Earlier this year, NATO reported an increase in European Quick Reaction Alert aircraft ‘Alpha’ (Air Policing) launches in response to Russian military aircraft from 400 (of a total of 480) in 2014 to 780 (of a total of 807) in 2016. Admittedly, a change in the way that NATO records such events accounts for some of this increase. But there was, nevertheless, a marked increase in Russian military air activity being monitored and responded to across NATO’s two Combined Air Operations Centres (CAOCs) in Europe—at Uedem in Germany, which covers northern Europe north of the Alps, and at Torrejon in Spain, which covers southern Europe south of the Alps.
It is not just in Europe that Russian jets are buzzing the airspaces of NATO members. In April, two nuclear-capable Tu-95 Bear bombers were intercepted by two CF-18 fighter jets as they approached Canadian airspace. The following month, Russia’s Defense Ministry confirmed that two Tu-95 Bear bombers, flanked by two multirole Su-35 fighter jets , had been intercepted by U.S. aircraft flying over the Alaska Air Defense Zone. This was not a one-off incident.

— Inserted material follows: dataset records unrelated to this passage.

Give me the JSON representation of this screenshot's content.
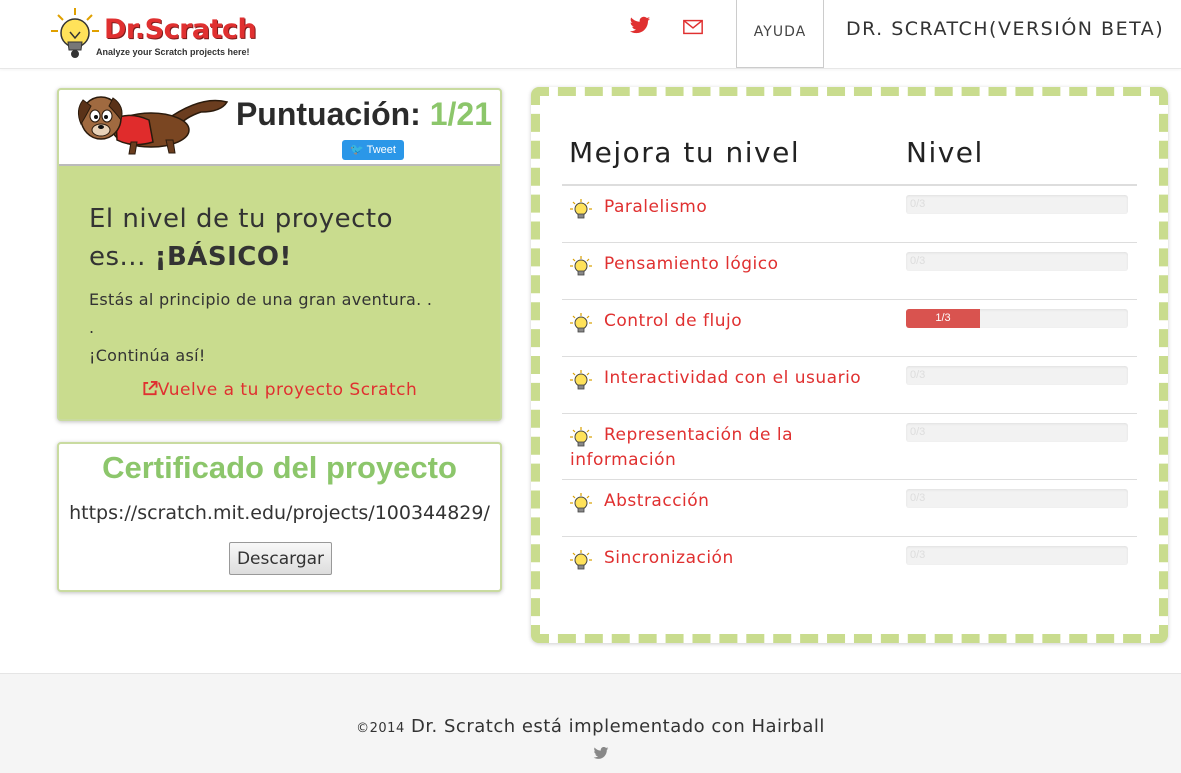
{
  "header": {
    "logo_text": "Dr.Scratch",
    "logo_tagline": "Analyze your Scratch projects here!",
    "twitter_icon": "twitter-icon",
    "mail_icon": "mail-icon",
    "help_label": "AYUDA",
    "brand_label": "DR. SCRATCH(VERSIÓN BETA)",
    "accent_color": "#e03030"
  },
  "score": {
    "title": "Puntuación:",
    "value": "1/21",
    "tweet_label": "Tweet",
    "level_line1": "El nivel de tu proyecto",
    "level_line2_prefix": "es... ",
    "level_name": "¡BÁSICO!",
    "message_line1": "Estás al principio de una gran aventura. .",
    "message_line2": ".",
    "message_line3": "¡Continúa así!",
    "back_link_label": "Vuelve a tu proyecto Scratch",
    "panel_color": "#c9dc8e"
  },
  "certificate": {
    "title": "Certificado del proyecto",
    "url": "https://scratch.mit.edu/projects/100344829/",
    "download_label": "Descargar",
    "title_color": "#8cc66b"
  },
  "skills": {
    "col_skill": "Mejora tu nivel",
    "col_level": "Nivel",
    "rows": [
      {
        "label": "Paralelismo",
        "score": "0/3",
        "fraction": 0
      },
      {
        "label": "Pensamiento lógico",
        "score": "0/3",
        "fraction": 0
      },
      {
        "label": "Control de flujo",
        "score": "1/3",
        "fraction": 0.333
      },
      {
        "label": "Interactividad con el usuario",
        "score": "0/3",
        "fraction": 0
      },
      {
        "label_line1": "Representación de la",
        "label_line2": "información",
        "score": "0/3",
        "fraction": 0
      },
      {
        "label": "Abstracción",
        "score": "0/3",
        "fraction": 0
      },
      {
        "label": "Sincronización",
        "score": "0/3",
        "fraction": 0
      }
    ],
    "bar_fill_color": "#d9534f"
  },
  "footer": {
    "copyright": "©2014",
    "text": "Dr. Scratch está implementado con Hairball",
    "twitter_icon": "twitter-icon"
  }
}
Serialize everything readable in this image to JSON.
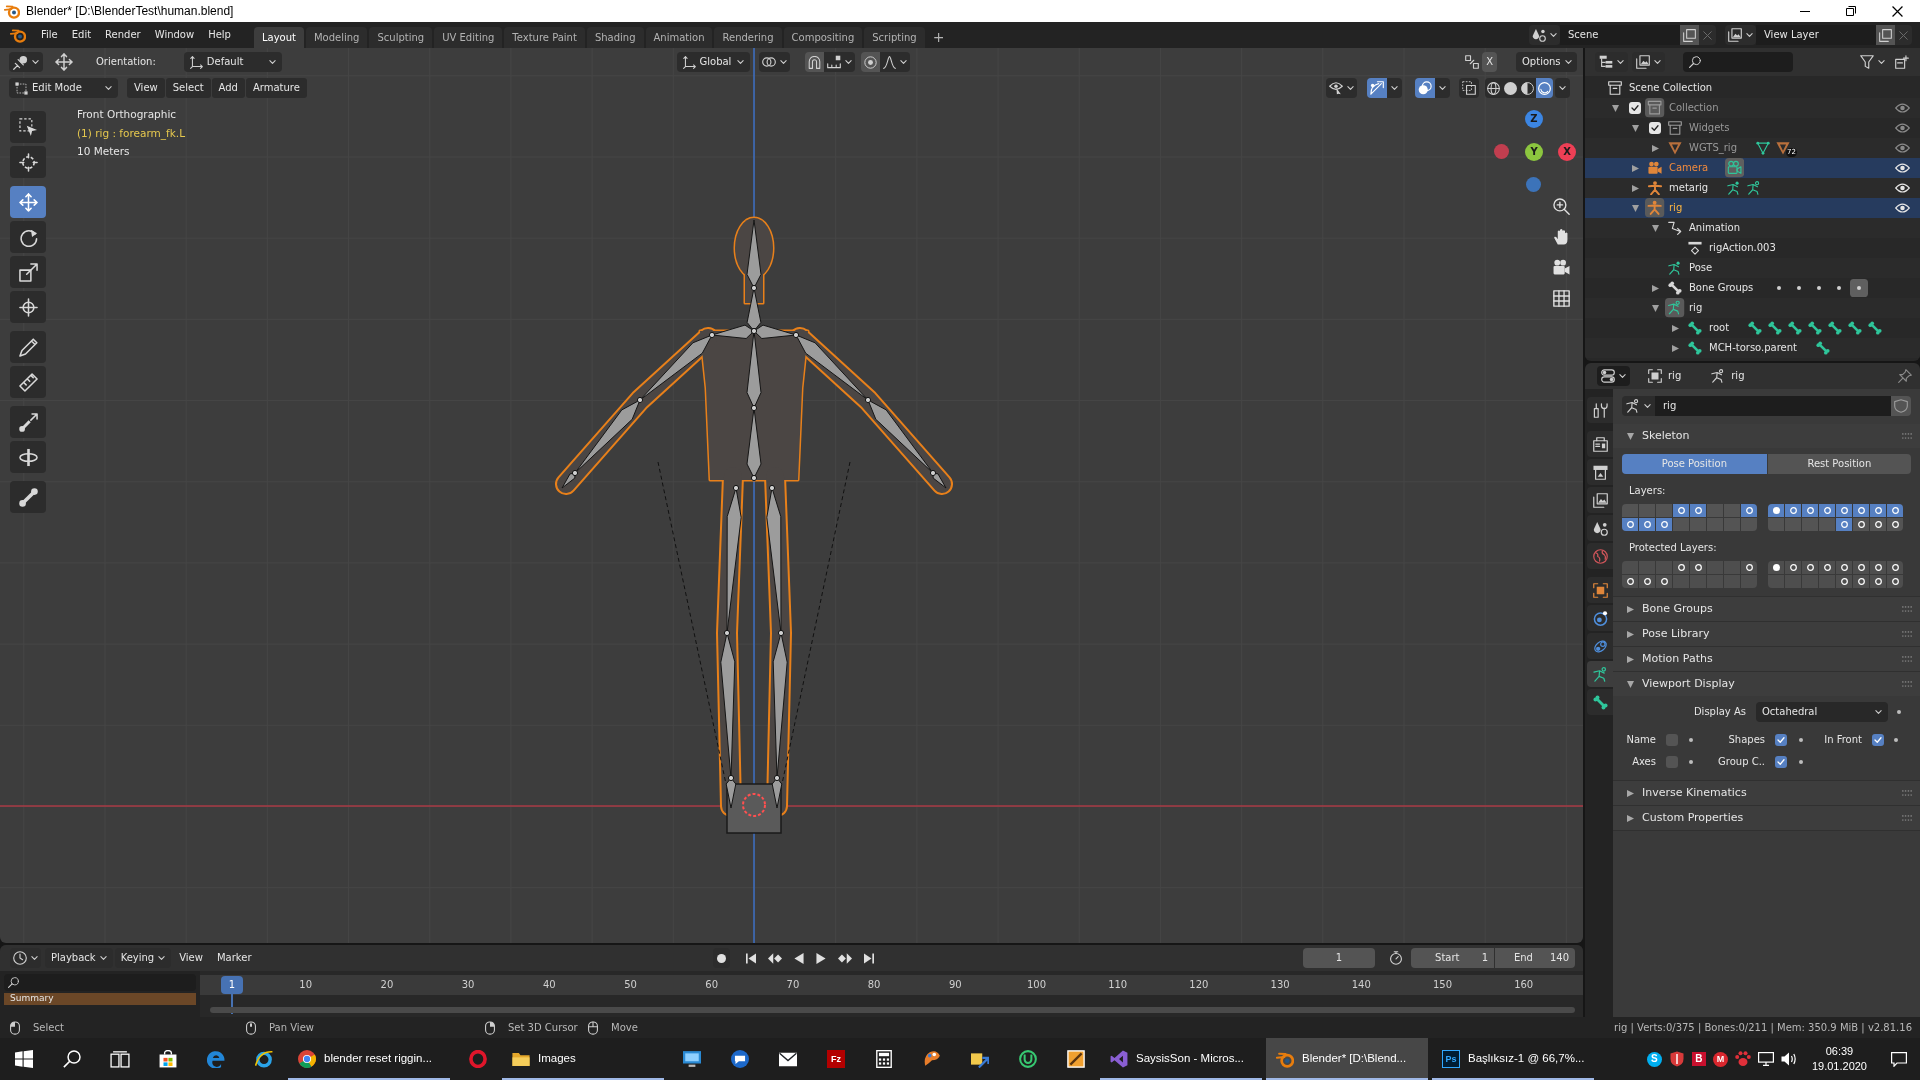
{
  "window": {
    "title": "Blender* [D:\\BlenderTest\\human.blend]"
  },
  "top_bar": {
    "menus": [
      "File",
      "Edit",
      "Render",
      "Window",
      "Help"
    ],
    "workspaces": [
      {
        "label": "Layout",
        "selected": true
      },
      {
        "label": "Modeling",
        "selected": false
      },
      {
        "label": "Sculpting",
        "selected": false
      },
      {
        "label": "UV Editing",
        "selected": false
      },
      {
        "label": "Texture Paint",
        "selected": false
      },
      {
        "label": "Shading",
        "selected": false
      },
      {
        "label": "Animation",
        "selected": false
      },
      {
        "label": "Rendering",
        "selected": false
      },
      {
        "label": "Compositing",
        "selected": false
      },
      {
        "label": "Scripting",
        "selected": false
      }
    ],
    "add_workspace": "+",
    "scene": "Scene",
    "view_layer": "View Layer"
  },
  "viewport": {
    "tool_settings": {
      "orientation_label": "Orientation:",
      "orientation": "Default",
      "transform_orientation": "Global",
      "mirror_axis": "X",
      "options": "Options"
    },
    "mode": "Edit Mode",
    "menus": [
      "View",
      "Select",
      "Add",
      "Armature"
    ],
    "toggles": [
      {
        "kind": "gizmos",
        "on": true
      },
      {
        "kind": "overlays",
        "on": true
      },
      {
        "kind": "xray",
        "on": false
      }
    ],
    "shading": [
      {
        "kind": "wireframe",
        "selected": false
      },
      {
        "kind": "solid",
        "selected": false
      },
      {
        "kind": "material",
        "selected": false
      },
      {
        "kind": "rendered",
        "selected": true
      }
    ],
    "tools": [
      [
        {
          "kind": "select_box",
          "selected": false
        },
        {
          "kind": "cursor",
          "selected": false
        }
      ],
      [
        {
          "kind": "move",
          "selected": true
        },
        {
          "kind": "rotate",
          "selected": false
        },
        {
          "kind": "scale",
          "selected": false
        },
        {
          "kind": "transform",
          "selected": false
        }
      ],
      [
        {
          "kind": "annotate",
          "selected": false
        },
        {
          "kind": "measure",
          "selected": false
        }
      ],
      [
        {
          "kind": "extrude",
          "selected": false
        },
        {
          "kind": "roll",
          "selected": false
        }
      ],
      [
        {
          "kind": "bone_size",
          "selected": false
        }
      ]
    ],
    "info": [
      {
        "kind": "view",
        "text": "Front Orthographic"
      },
      {
        "kind": "object",
        "text": "(1) rig : forearm_fk.L"
      },
      {
        "kind": "scale",
        "text": "10 Meters"
      }
    ],
    "gizmo_axes": [
      {
        "label": "Z",
        "color": "#3c86e3"
      },
      {
        "label": "Y",
        "color": "#8cc63f"
      },
      {
        "label": "X",
        "color": "#ee3f55"
      }
    ],
    "nav_buttons": [
      {
        "kind": "zoom"
      },
      {
        "kind": "pan"
      },
      {
        "kind": "camera"
      },
      {
        "kind": "ortho"
      }
    ]
  },
  "outliner": {
    "tree": [
      {
        "label": "Scene Collection",
        "kind": "scene_collection",
        "selected": false,
        "active": false,
        "dimmed": false,
        "children": [
          {
            "label": "Collection",
            "kind": "collection",
            "expanded": true,
            "checked": true,
            "selected": false,
            "active": true,
            "dimmed": true,
            "children": [
              {
                "label": "Widgets",
                "kind": "collection",
                "expanded": true,
                "checked": true,
                "selected": false,
                "active": false,
                "dimmed": true,
                "children": [
                  {
                    "label": "WGTS_rig",
                    "kind": "mesh_object",
                    "expanded": false,
                    "selected": false,
                    "active": false,
                    "dimmed": true,
                    "extras": [
                      {
                        "kind": "mesh_data",
                        "highlighted": false
                      },
                      {
                        "kind": "mesh_object",
                        "badge": "72",
                        "highlighted": false
                      }
                    ]
                  }
                ]
              },
              {
                "label": "Camera",
                "kind": "camera",
                "expanded": false,
                "selected": true,
                "active": false,
                "dimmed": false,
                "extras": [
                  {
                    "kind": "camera_data",
                    "highlighted": true
                  }
                ]
              },
              {
                "label": "metarig",
                "kind": "armature",
                "expanded": false,
                "selected": false,
                "active": false,
                "dimmed": false,
                "extras": [
                  {
                    "kind": "pose",
                    "highlighted": false
                  },
                  {
                    "kind": "armature_data",
                    "highlighted": false
                  }
                ]
              },
              {
                "label": "rig",
                "kind": "armature",
                "expanded": true,
                "selected": true,
                "active": true,
                "dimmed": false,
                "children": [
                  {
                    "label": "Animation",
                    "kind": "animation",
                    "expanded": true,
                    "selected": false,
                    "active": false,
                    "dimmed": false,
                    "children": [
                      {
                        "label": "rigAction.003",
                        "kind": "action",
                        "selected": false,
                        "active": false,
                        "dimmed": false
                      }
                    ]
                  },
                  {
                    "label": "Pose",
                    "kind": "pose",
                    "selected": false,
                    "active": false,
                    "dimmed": false
                  },
                  {
                    "label": "Bone Groups",
                    "kind": "bone_groups",
                    "expanded": false,
                    "selected": false,
                    "active": false,
                    "dimmed": false,
                    "extras": [
                      {
                        "kind": "dot",
                        "highlighted": false
                      },
                      {
                        "kind": "dot",
                        "highlighted": false
                      },
                      {
                        "kind": "dot",
                        "highlighted": false
                      },
                      {
                        "kind": "dot",
                        "highlighted": false
                      },
                      {
                        "kind": "dot",
                        "highlighted": true
                      }
                    ]
                  },
                  {
                    "label": "rig",
                    "kind": "armature_data",
                    "expanded": true,
                    "selected": false,
                    "active": true,
                    "dimmed": false,
                    "children": [
                      {
                        "label": "root",
                        "kind": "bone",
                        "expanded": false,
                        "selected": false,
                        "active": false,
                        "dimmed": false,
                        "extras": [
                          {
                            "kind": "bone",
                            "highlighted": false
                          },
                          {
                            "kind": "bone",
                            "highlighted": false
                          },
                          {
                            "kind": "bone",
                            "highlighted": false
                          },
                          {
                            "kind": "bone",
                            "highlighted": false
                          },
                          {
                            "kind": "bone",
                            "highlighted": false
                          },
                          {
                            "kind": "bone",
                            "highlighted": false
                          },
                          {
                            "kind": "bone",
                            "highlighted": false
                          }
                        ]
                      },
                      {
                        "label": "MCH-torso.parent",
                        "kind": "bone",
                        "expanded": false,
                        "selected": false,
                        "active": false,
                        "dimmed": false,
                        "extras": [
                          {
                            "kind": "bone",
                            "highlighted": false
                          }
                        ]
                      }
                    ]
                  }
                ]
              }
            ]
          }
        ]
      }
    ]
  },
  "properties": {
    "breadcrumbs": [
      {
        "kind": "object",
        "label": "rig"
      },
      {
        "kind": "armature",
        "label": "rig"
      }
    ],
    "tabs": [
      [
        {
          "kind": "tool",
          "selected": false
        }
      ],
      [
        {
          "kind": "render",
          "selected": false
        },
        {
          "kind": "output",
          "selected": false
        },
        {
          "kind": "view_layer",
          "selected": false
        },
        {
          "kind": "scene",
          "selected": false
        },
        {
          "kind": "world",
          "selected": false
        }
      ],
      [
        {
          "kind": "object",
          "selected": false
        },
        {
          "kind": "physics",
          "selected": false
        },
        {
          "kind": "constraints",
          "selected": false
        },
        {
          "kind": "data",
          "selected": true
        },
        {
          "kind": "bone",
          "selected": false
        }
      ]
    ],
    "datablock": "rig",
    "panels": [
      {
        "title": "Skeleton",
        "expanded": true,
        "positions": [
          {
            "label": "Pose Position",
            "selected": true
          },
          {
            "label": "Rest Position",
            "selected": false
          }
        ],
        "layers_label": "Layers:",
        "layers": [
          [
            [
              {
                "on": false,
                "kind": "empty"
              },
              {
                "on": false,
                "kind": "empty"
              },
              {
                "on": false,
                "kind": "empty"
              },
              {
                "on": true,
                "kind": "ring"
              },
              {
                "on": true,
                "kind": "ring"
              },
              {
                "on": false,
                "kind": "empty"
              },
              {
                "on": false,
                "kind": "empty"
              },
              {
                "on": true,
                "kind": "ring"
              }
            ],
            [
              {
                "on": true,
                "kind": "ring"
              },
              {
                "on": true,
                "kind": "ring"
              },
              {
                "on": true,
                "kind": "ring"
              },
              {
                "on": false,
                "kind": "empty"
              },
              {
                "on": false,
                "kind": "empty"
              },
              {
                "on": false,
                "kind": "empty"
              },
              {
                "on": false,
                "kind": "empty"
              },
              {
                "on": false,
                "kind": "empty"
              }
            ]
          ],
          [
            [
              {
                "on": true,
                "kind": "dot"
              },
              {
                "on": true,
                "kind": "ring"
              },
              {
                "on": true,
                "kind": "ring"
              },
              {
                "on": true,
                "kind": "ring"
              },
              {
                "on": true,
                "kind": "ring"
              },
              {
                "on": true,
                "kind": "ring"
              },
              {
                "on": true,
                "kind": "ring"
              },
              {
                "on": true,
                "kind": "ring"
              }
            ],
            [
              {
                "on": false,
                "kind": "empty"
              },
              {
                "on": false,
                "kind": "empty"
              },
              {
                "on": false,
                "kind": "empty"
              },
              {
                "on": false,
                "kind": "empty"
              },
              {
                "on": true,
                "kind": "ring"
              },
              {
                "on": false,
                "kind": "ring"
              },
              {
                "on": false,
                "kind": "ring"
              },
              {
                "on": false,
                "kind": "ring"
              }
            ]
          ]
        ],
        "protected_label": "Protected Layers:",
        "protected_layers": [
          [
            [
              {
                "on": false,
                "kind": "empty"
              },
              {
                "on": false,
                "kind": "empty"
              },
              {
                "on": false,
                "kind": "empty"
              },
              {
                "on": false,
                "kind": "ring"
              },
              {
                "on": false,
                "kind": "ring"
              },
              {
                "on": false,
                "kind": "empty"
              },
              {
                "on": false,
                "kind": "empty"
              },
              {
                "on": false,
                "kind": "ring"
              }
            ],
            [
              {
                "on": false,
                "kind": "ring"
              },
              {
                "on": false,
                "kind": "ring"
              },
              {
                "on": false,
                "kind": "ring"
              },
              {
                "on": false,
                "kind": "empty"
              },
              {
                "on": false,
                "kind": "empty"
              },
              {
                "on": false,
                "kind": "empty"
              },
              {
                "on": false,
                "kind": "empty"
              },
              {
                "on": false,
                "kind": "empty"
              }
            ]
          ],
          [
            [
              {
                "on": false,
                "kind": "dot"
              },
              {
                "on": false,
                "kind": "ring"
              },
              {
                "on": false,
                "kind": "ring"
              },
              {
                "on": false,
                "kind": "ring"
              },
              {
                "on": false,
                "kind": "ring"
              },
              {
                "on": false,
                "kind": "ring"
              },
              {
                "on": false,
                "kind": "ring"
              },
              {
                "on": false,
                "kind": "ring"
              }
            ],
            [
              {
                "on": false,
                "kind": "empty"
              },
              {
                "on": false,
                "kind": "empty"
              },
              {
                "on": false,
                "kind": "empty"
              },
              {
                "on": false,
                "kind": "empty"
              },
              {
                "on": false,
                "kind": "ring"
              },
              {
                "on": false,
                "kind": "ring"
              },
              {
                "on": false,
                "kind": "ring"
              },
              {
                "on": false,
                "kind": "ring"
              }
            ]
          ]
        ]
      },
      {
        "title": "Bone Groups",
        "expanded": false
      },
      {
        "title": "Pose Library",
        "expanded": false
      },
      {
        "title": "Motion Paths",
        "expanded": false
      },
      {
        "title": "Viewport Display",
        "expanded": true,
        "display_as_label": "Display As",
        "display_as": "Octahedral",
        "options": [
          {
            "label": "Name",
            "checked": false
          },
          {
            "label": "Shapes",
            "checked": true
          },
          {
            "label": "In Front",
            "checked": true
          },
          {
            "label": "Axes",
            "checked": false
          },
          {
            "label": "Group C..",
            "checked": true
          }
        ]
      },
      {
        "title": "Inverse Kinematics",
        "expanded": false
      },
      {
        "title": "Custom Properties",
        "expanded": false
      }
    ]
  },
  "timeline": {
    "menus": [
      {
        "label": "Playback",
        "kind": "dropdown"
      },
      {
        "label": "Keying",
        "kind": "dropdown"
      },
      {
        "label": "View",
        "kind": "menu"
      },
      {
        "label": "Marker",
        "kind": "menu"
      }
    ],
    "transport": [
      {
        "kind": "record"
      },
      {
        "kind": "jump_start"
      },
      {
        "kind": "prev_key"
      },
      {
        "kind": "play_reverse"
      },
      {
        "kind": "play"
      },
      {
        "kind": "next_key"
      },
      {
        "kind": "jump_end"
      }
    ],
    "current_frame": "1",
    "start_label": "Start",
    "start": "1",
    "end_label": "End",
    "end": "140",
    "channels": [
      "Summary"
    ],
    "playhead": "1",
    "ruler": [
      "10",
      "20",
      "30",
      "40",
      "50",
      "60",
      "70",
      "80",
      "90",
      "100",
      "110",
      "120",
      "130",
      "140",
      "150",
      "160"
    ]
  },
  "status_bar": {
    "hints": [
      {
        "kind": "mouse_left",
        "label": "Select"
      },
      {
        "kind": "mouse_middle",
        "label": "Pan View"
      },
      {
        "kind": "mouse_right",
        "label": "Set 3D Cursor"
      },
      {
        "kind": "mouse_move",
        "label": "Move"
      }
    ],
    "stats": "rig | Verts:0/375 | Bones:0/211 | Mem: 350.9 MiB | v2.81.16"
  },
  "taskbar": {
    "items": [
      {
        "kind": "start",
        "selected": false,
        "running": false
      },
      {
        "kind": "search",
        "selected": false,
        "running": false
      },
      {
        "kind": "task_view",
        "selected": false,
        "running": false
      },
      {
        "kind": "store",
        "selected": false,
        "running": false
      },
      {
        "kind": "swirl",
        "selected": false,
        "running": false
      },
      {
        "kind": "ringed_globe",
        "selected": false,
        "running": false
      },
      {
        "kind": "tricolor",
        "label": "blender reset riggin...",
        "selected": false,
        "running": true
      },
      {
        "kind": "oval_ring",
        "selected": false,
        "running": false
      },
      {
        "kind": "folder",
        "label": "Images",
        "selected": false,
        "running": true
      },
      {
        "kind": "monitor",
        "selected": false,
        "running": false
      },
      {
        "kind": "chat",
        "selected": false,
        "running": false
      },
      {
        "kind": "mail",
        "selected": false,
        "running": false
      },
      {
        "kind": "tile_red",
        "glyph": "Fz",
        "selected": false,
        "running": false
      },
      {
        "kind": "calculator",
        "selected": false,
        "running": false
      },
      {
        "kind": "palette",
        "selected": false,
        "running": false
      },
      {
        "kind": "puzzle",
        "selected": false,
        "running": false
      },
      {
        "kind": "circle_green",
        "selected": false,
        "running": false
      },
      {
        "kind": "framed",
        "selected": false,
        "running": false
      },
      {
        "kind": "infinity",
        "label": "SaysisSon - Micros...",
        "selected": false,
        "running": true
      },
      {
        "kind": "blender",
        "label": "Blender* [D:\\Blend...",
        "selected": true,
        "running": true
      },
      {
        "kind": "tile_navy",
        "glyph": "Ps",
        "label": "Başlıksız-1 @ 66,7%...",
        "selected": false,
        "running": true
      }
    ],
    "tray": [
      {
        "kind": "round_blue",
        "glyph": "S"
      },
      {
        "kind": "shield"
      },
      {
        "kind": "square_red",
        "glyph": "B"
      },
      {
        "kind": "round_red",
        "glyph": "M"
      },
      {
        "kind": "paw"
      },
      {
        "kind": "network"
      },
      {
        "kind": "speaker"
      }
    ],
    "time": "06:39",
    "date": "19.01.2020"
  }
}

In 2014, the U.S. intercepted Russian aircraft on fifteen occasions; and since then it has averaged around ten intercepts each year.
During the Cold War, Soviet military activity in the vicinity of NATO members’ air space was commonplace. The point was to test out the defense systems of NATO members in the case of war. Today, the idea of war between Russia and NATO seems farfetched. So why does Russia rehearse such a scenario?
Russia’s military activities serve a propaganda purpose. By demonstrating that its military can come so close to the air spaces of NATO members states, with little (if any) consequence, Moscow is able to showcase its apparent strength and the alliance’s apparent weakness. Such activities are one of few things that allows the Kremlin to look strong at home as well as abroad.
They also serve a military purpose. Through them, Russia has been able to gain valuable information about the chain of command within the defense systems of NATO member states; the reaction times of various countries’ air forces and the capabilities of their pilots; and, the levels of cooperation between NATO members. Such intelligence-gathering is supplemented by the work of Russia’s human intelligence assets who recruit and run sources in the defense establishments of NATO countries.
Knowing how NATO members react in an emergency gives Russia crucial insights into how they will behave in war. But Russia’s activities are not only a test of the West’s military readiness and preparedness; they are also a test of its own abilities to meet the various threats identified by the Kremlin. The modernization of Russia’s military, which began in 2008, includes not only a substantial investment in arms procurement, but also an improvement of the command-and-control systems, enhanced coordination between ministries and an intense program of exercises.
There are, of course, important differences between Russia’s activities in North America and those in Europe. In Europe, Russian aircraft have carried ordnance and often fly with their transponders switched off or without flight plans. None of this has been reported in North America. But the type of planes involved informs some of this difference in behavior: a Su-27 fighter jet is, for example, a more effective tool to probe reactions and adopt an aggressive behavior than a slow and defenseless Tu-95 bomber.
There is little that individual NATO members can do to deter Russia’s aggression in the skies per se. Both Canada and the United States have a bilateral “Agreement on Preventing Dangerous Military Activities” with Russia, which establishes procedures to prevent the use of force in response to accidental military contacts, incidents and accidents. Other member states could pursue similar agreements with Moscow.
But Russia’s military activities near NATO skies should not be seen in isolation. They are part of a wider pattern of military assertiveness in the Euro-Atlantic region. So what can NATO do?
NATO’s recent reassurance measures are necessary to enhance deterrence of Russian military adventurism in eastern Europe, but they should be supplemented with robust measures to mitigate the risks should an incident occur as a result of Russia’s aggressions near the alliance’s skies. These measures could include increased military-to-military communication and greater public and private messaging, as well additional diplomatic and economic incentives.
Andrew Foxall is Director of the Russia Studies Centre at The Henry Jackson Society, a London-based international affairs think-tank.